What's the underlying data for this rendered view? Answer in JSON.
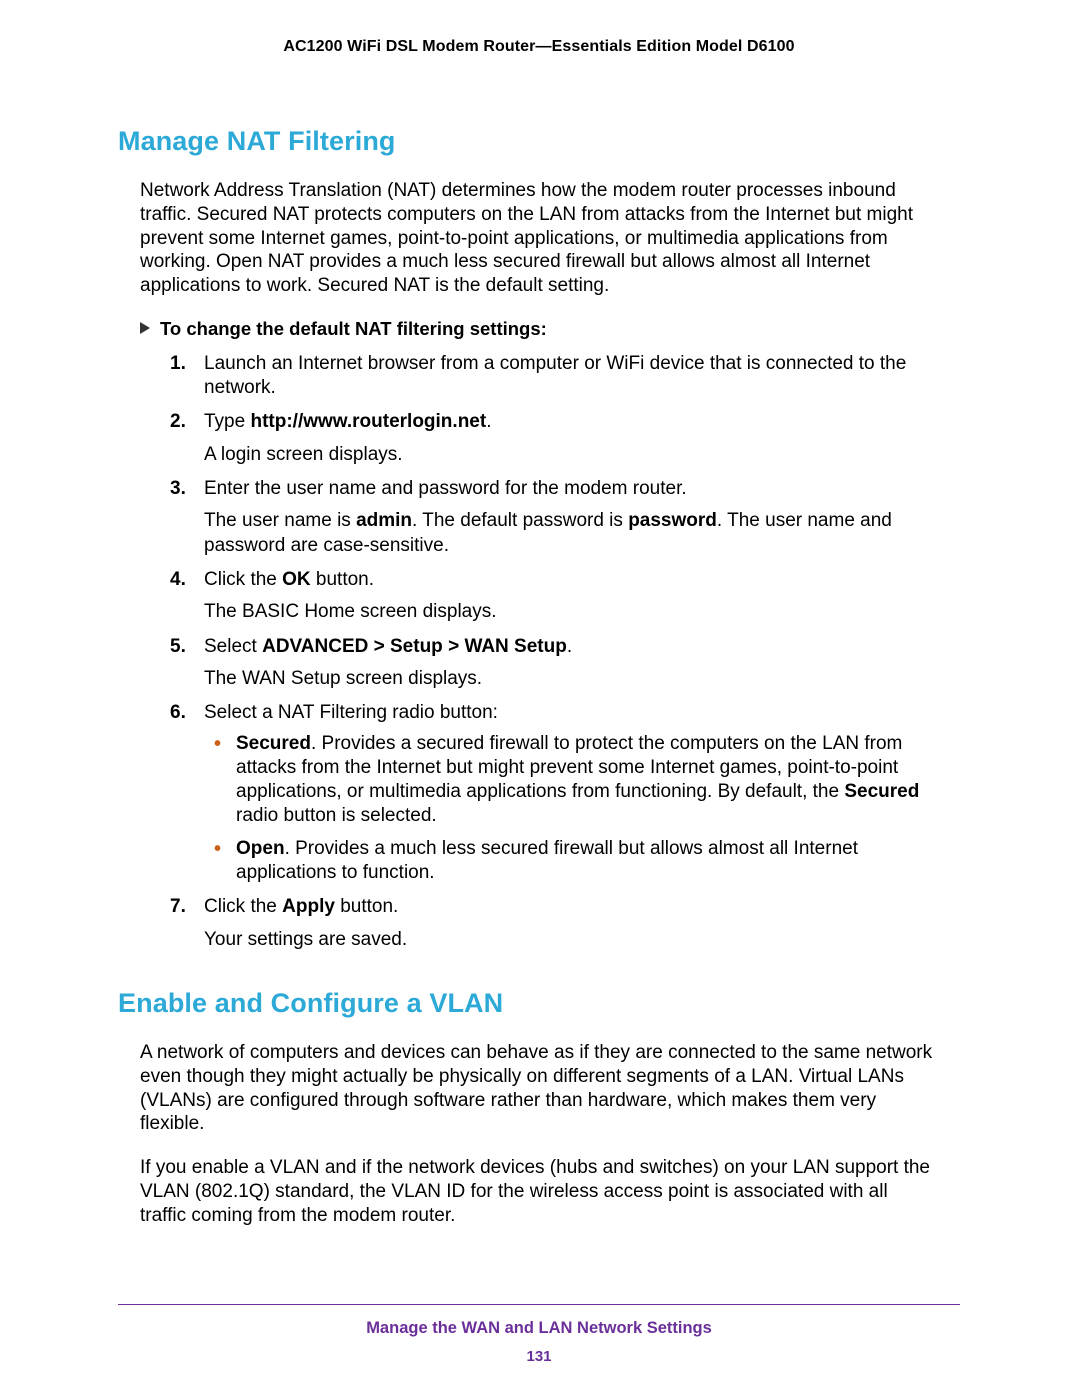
{
  "header": "AC1200 WiFi DSL Modem Router—Essentials Edition Model D6100",
  "section1": {
    "title": "Manage NAT Filtering",
    "intro": "Network Address Translation (NAT) determines how the modem router processes inbound traffic. Secured NAT protects computers on the LAN from attacks from the Internet but might prevent some Internet games, point-to-point applications, or multimedia applications from working. Open NAT provides a much less secured firewall but allows almost all Internet applications to work. Secured NAT is the default setting.",
    "instruction_heading": "To change the default NAT filtering settings:",
    "steps": {
      "s1": "Launch an Internet browser from a computer or WiFi device that is connected to the network.",
      "s2_pre": "Type ",
      "s2_bold": "http://www.routerlogin.net",
      "s2_post": ".",
      "s2_after": "A login screen displays.",
      "s3": "Enter the user name and password for the modem router.",
      "s3_after_a": "The user name is ",
      "s3_after_b": "admin",
      "s3_after_c": ". The default password is ",
      "s3_after_d": "password",
      "s3_after_e": ". The user name and password are case-sensitive.",
      "s4_pre": "Click the ",
      "s4_bold": "OK",
      "s4_post": " button.",
      "s4_after": "The BASIC Home screen displays.",
      "s5_pre": "Select ",
      "s5_bold": "ADVANCED > Setup > WAN Setup",
      "s5_post": ".",
      "s5_after": "The WAN Setup screen displays.",
      "s6": "Select a NAT Filtering radio button:",
      "s6_b1_label": "Secured",
      "s6_b1_text_a": ". Provides a secured firewall to protect the computers on the LAN from attacks from the Internet but might prevent some Internet games, point-to-point applications, or multimedia applications from functioning. By default, the ",
      "s6_b1_text_b": "Secured",
      "s6_b1_text_c": " radio button is selected.",
      "s6_b2_label": "Open",
      "s6_b2_text": ". Provides a much less secured firewall but allows almost all Internet applications to function.",
      "s7_pre": "Click the ",
      "s7_bold": "Apply",
      "s7_post": " button.",
      "s7_after": "Your settings are saved."
    }
  },
  "section2": {
    "title": "Enable and Configure a VLAN",
    "p1": "A network of computers and devices can behave as if they are connected to the same network even though they might actually be physically on different segments of a LAN. Virtual LANs (VLANs) are configured through software rather than hardware, which makes them very flexible.",
    "p2": "If you enable a VLAN and if the network devices (hubs and switches) on your LAN support the VLAN (802.1Q) standard, the VLAN ID for the wireless access point is associated with all traffic coming from the modem router."
  },
  "footer": {
    "title": "Manage the WAN and LAN Network Settings",
    "page": "131"
  }
}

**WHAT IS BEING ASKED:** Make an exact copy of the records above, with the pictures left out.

**ANSWER TO THE EXERCISE:**
What's the underlying data for this rendered view? Answer in JSON.
{
  "header": "AC1200 WiFi DSL Modem Router—Essentials Edition Model D6100",
  "section1": {
    "title": "Manage NAT Filtering",
    "intro": "Network Address Translation (NAT) determines how the modem router processes inbound traffic. Secured NAT protects computers on the LAN from attacks from the Internet but might prevent some Internet games, point-to-point applications, or multimedia applications from working. Open NAT provides a much less secured firewall but allows almost all Internet applications to work. Secured NAT is the default setting.",
    "instruction_heading": "To change the default NAT filtering settings:",
    "steps": {
      "s1": "Launch an Internet browser from a computer or WiFi device that is connected to the network.",
      "s2_pre": "Type ",
      "s2_bold": "http://www.routerlogin.net",
      "s2_post": ".",
      "s2_after": "A login screen displays.",
      "s3": "Enter the user name and password for the modem router.",
      "s3_after_a": "The user name is ",
      "s3_after_b": "admin",
      "s3_after_c": ". The default password is ",
      "s3_after_d": "password",
      "s3_after_e": ". The user name and password are case-sensitive.",
      "s4_pre": "Click the ",
      "s4_bold": "OK",
      "s4_post": " button.",
      "s4_after": "The BASIC Home screen displays.",
      "s5_pre": "Select ",
      "s5_bold": "ADVANCED > Setup > WAN Setup",
      "s5_post": ".",
      "s5_after": "The WAN Setup screen displays.",
      "s6": "Select a NAT Filtering radio button:",
      "s6_b1_label": "Secured",
      "s6_b1_text_a": ". Provides a secured firewall to protect the computers on the LAN from attacks from the Internet but might prevent some Internet games, point-to-point applications, or multimedia applications from functioning. By default, the ",
      "s6_b1_text_b": "Secured",
      "s6_b1_text_c": " radio button is selected.",
      "s6_b2_label": "Open",
      "s6_b2_text": ". Provides a much less secured firewall but allows almost all Internet applications to function.",
      "s7_pre": "Click the ",
      "s7_bold": "Apply",
      "s7_post": " button.",
      "s7_after": "Your settings are saved."
    }
  },
  "section2": {
    "title": "Enable and Configure a VLAN",
    "p1": "A network of computers and devices can behave as if they are connected to the same network even though they might actually be physically on different segments of a LAN. Virtual LANs (VLANs) are configured through software rather than hardware, which makes them very flexible.",
    "p2": "If you enable a VLAN and if the network devices (hubs and switches) on your LAN support the VLAN (802.1Q) standard, the VLAN ID for the wireless access point is associated with all traffic coming from the modem router."
  },
  "footer": {
    "title": "Manage the WAN and LAN Network Settings",
    "page": "131"
  }
}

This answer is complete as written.